The Accord was pushed into my by a bastard in a pickup truck. How do I know he was a bastard? He looked like one when I saw him in my rear view mirror, that's how.
Besides, he fled the scene of the accident. Yes he managed to inch away in bumper-to-bumper traffic and make it to Interstate 630 before the cops got there. The nice lady in the Accord and I never got his license plate number because we were busily dodging cars and trying to get off the road so we could call the police.
Fortunately, my car suffered no damage and I wasn't hurt. I feel terrible for the woman who hit me (well, she was shoved into me, actually) because the back end of her Accord was a complete mess.
Now, I used to be a lawyer and I had a golden opportunity because of that accident. When you're in an accident -- even a minor one -- you're supposed to milk it for all its worth and get a nice, fat settlement. That, sadly, has become the American way. Get in an accident that's not your fault? Fake like your hurt, take that ambulance ride to the hospital, run up some chiropractor bills, miss some time at work so you can establish a claim for lost wages and stick it to an insurance company.
But I just couldn't follow my lawyerly instincts on Friday. I noticed I wasn't hurt, my car wasn't even scratched and the jerk who caused everything would probably get away with the mess he'd made. Had I made out like I was hurt, the woman who was shoved into me -- the same one that was on her way to her second job -- would probably have been stuck holding the bag and her insurance rates would have skyrocketed.
So I didn't even bother calling my insurance company and told the police that I was fine and my car was OK. I also told them I hoped they got their mitts on the guy who caused the accident and beat him senseless with a billy club.
Perhaps I got a nice reminder of why I only practiced law for four years. That self-interested bastard who caused an accident and then fled the scene might make a pretty good lawyer, however. He's got the ethics for it.
More Jeff Foxworthy
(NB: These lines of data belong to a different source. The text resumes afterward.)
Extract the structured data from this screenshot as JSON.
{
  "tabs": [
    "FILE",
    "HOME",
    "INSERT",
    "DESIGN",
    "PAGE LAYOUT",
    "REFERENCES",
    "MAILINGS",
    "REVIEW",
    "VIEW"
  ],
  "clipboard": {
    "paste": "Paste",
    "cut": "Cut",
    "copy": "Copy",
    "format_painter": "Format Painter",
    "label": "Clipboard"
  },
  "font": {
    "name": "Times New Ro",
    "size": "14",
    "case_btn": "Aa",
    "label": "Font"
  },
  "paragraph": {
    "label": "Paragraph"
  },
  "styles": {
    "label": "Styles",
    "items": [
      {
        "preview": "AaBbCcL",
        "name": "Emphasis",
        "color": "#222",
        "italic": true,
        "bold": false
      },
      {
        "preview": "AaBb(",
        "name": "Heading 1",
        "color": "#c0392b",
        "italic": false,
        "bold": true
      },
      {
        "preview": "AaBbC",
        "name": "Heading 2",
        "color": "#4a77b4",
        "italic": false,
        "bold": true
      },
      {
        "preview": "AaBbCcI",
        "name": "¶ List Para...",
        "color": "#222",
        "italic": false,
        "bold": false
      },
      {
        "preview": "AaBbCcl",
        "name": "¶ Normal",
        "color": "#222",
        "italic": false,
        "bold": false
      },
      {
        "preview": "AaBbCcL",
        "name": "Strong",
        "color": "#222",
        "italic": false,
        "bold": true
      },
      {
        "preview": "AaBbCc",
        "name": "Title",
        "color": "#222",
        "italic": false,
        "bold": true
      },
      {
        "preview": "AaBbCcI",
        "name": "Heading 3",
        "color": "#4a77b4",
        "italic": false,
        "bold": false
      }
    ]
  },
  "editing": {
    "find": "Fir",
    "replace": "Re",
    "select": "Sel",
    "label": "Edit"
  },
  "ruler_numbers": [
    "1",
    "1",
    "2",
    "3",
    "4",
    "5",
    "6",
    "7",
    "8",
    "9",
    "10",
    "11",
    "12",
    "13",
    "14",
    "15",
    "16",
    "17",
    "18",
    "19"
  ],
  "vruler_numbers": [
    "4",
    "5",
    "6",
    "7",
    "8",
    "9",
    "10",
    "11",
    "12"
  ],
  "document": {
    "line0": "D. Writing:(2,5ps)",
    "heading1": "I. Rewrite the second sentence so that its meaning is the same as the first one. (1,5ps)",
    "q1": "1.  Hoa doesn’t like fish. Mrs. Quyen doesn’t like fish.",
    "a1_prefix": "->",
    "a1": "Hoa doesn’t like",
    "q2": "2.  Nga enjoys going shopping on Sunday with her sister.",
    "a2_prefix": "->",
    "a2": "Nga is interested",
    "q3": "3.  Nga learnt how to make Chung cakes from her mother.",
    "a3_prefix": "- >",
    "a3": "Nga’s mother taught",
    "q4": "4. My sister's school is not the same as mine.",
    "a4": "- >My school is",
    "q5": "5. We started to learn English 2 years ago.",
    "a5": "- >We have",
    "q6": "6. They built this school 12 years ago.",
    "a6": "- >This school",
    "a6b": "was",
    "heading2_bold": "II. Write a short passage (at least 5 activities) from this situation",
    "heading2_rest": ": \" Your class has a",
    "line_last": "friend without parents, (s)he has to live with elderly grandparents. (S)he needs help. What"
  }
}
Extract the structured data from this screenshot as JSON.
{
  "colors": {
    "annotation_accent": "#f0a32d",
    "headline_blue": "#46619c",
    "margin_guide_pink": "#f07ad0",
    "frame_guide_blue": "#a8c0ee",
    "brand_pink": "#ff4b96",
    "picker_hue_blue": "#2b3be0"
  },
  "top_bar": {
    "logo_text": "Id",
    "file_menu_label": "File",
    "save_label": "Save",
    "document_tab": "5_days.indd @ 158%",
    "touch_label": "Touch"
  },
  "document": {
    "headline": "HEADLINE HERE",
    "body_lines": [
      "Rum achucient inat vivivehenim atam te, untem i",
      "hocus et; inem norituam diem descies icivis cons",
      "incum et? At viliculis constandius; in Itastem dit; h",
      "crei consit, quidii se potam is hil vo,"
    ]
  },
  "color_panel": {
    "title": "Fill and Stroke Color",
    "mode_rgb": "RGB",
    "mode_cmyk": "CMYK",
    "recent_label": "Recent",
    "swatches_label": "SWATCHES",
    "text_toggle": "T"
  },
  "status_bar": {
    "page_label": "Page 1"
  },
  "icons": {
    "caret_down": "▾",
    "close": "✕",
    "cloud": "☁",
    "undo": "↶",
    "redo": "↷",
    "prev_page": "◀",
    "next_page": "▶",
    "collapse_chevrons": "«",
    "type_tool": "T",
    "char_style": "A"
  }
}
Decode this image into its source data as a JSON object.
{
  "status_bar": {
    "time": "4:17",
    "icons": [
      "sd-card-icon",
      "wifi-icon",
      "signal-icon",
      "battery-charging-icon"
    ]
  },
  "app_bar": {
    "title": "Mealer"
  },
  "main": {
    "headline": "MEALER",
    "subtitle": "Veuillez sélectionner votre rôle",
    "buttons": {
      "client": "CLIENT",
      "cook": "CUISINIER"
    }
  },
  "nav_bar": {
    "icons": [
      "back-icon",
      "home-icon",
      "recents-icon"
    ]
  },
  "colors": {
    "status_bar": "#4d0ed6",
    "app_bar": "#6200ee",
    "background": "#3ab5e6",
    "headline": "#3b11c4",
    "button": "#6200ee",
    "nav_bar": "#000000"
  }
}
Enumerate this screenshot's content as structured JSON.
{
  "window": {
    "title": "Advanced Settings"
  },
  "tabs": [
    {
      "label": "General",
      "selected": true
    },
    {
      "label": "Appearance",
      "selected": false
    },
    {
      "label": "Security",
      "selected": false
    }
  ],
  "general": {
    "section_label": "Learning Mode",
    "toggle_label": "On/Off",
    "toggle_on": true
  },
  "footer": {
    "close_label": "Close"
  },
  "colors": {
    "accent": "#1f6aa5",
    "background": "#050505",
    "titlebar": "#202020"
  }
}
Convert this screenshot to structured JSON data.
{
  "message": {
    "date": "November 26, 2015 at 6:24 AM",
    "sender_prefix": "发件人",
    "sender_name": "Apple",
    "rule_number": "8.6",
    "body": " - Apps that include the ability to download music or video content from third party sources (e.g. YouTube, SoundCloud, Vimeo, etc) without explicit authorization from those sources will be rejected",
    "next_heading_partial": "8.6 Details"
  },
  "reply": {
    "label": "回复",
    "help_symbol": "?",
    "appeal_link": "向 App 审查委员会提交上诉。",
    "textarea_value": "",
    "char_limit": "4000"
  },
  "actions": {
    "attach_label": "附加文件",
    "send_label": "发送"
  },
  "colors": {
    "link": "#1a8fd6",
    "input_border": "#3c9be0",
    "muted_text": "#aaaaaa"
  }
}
I know some of you are sick of hearing about Jeff Foxworthy, but I have but one more tale to tell of the great comedian and then I'll shut up about him. Of course, I sent Foxworthy the ultimate redneck joke about a month ago and received a response last week. Rather than go through all of that, it's summed up pretty well right here if you want to plod through the story once again.
Along with a very nice letter, Foxworthy sent along an autographed photo. My wife went out to Wal-Mart, got one of those simulated woodgrain, plastic picture frames and slapped the photo in it. She then came up with her own redneck joke:
"If you have an autographed photo of Jeff Foxworthy hanging in your living room, you might be a redneck"
That's doubly true if you bought the frame from from Wal-Mart.
My wife does have a sense of humor every now and again after all.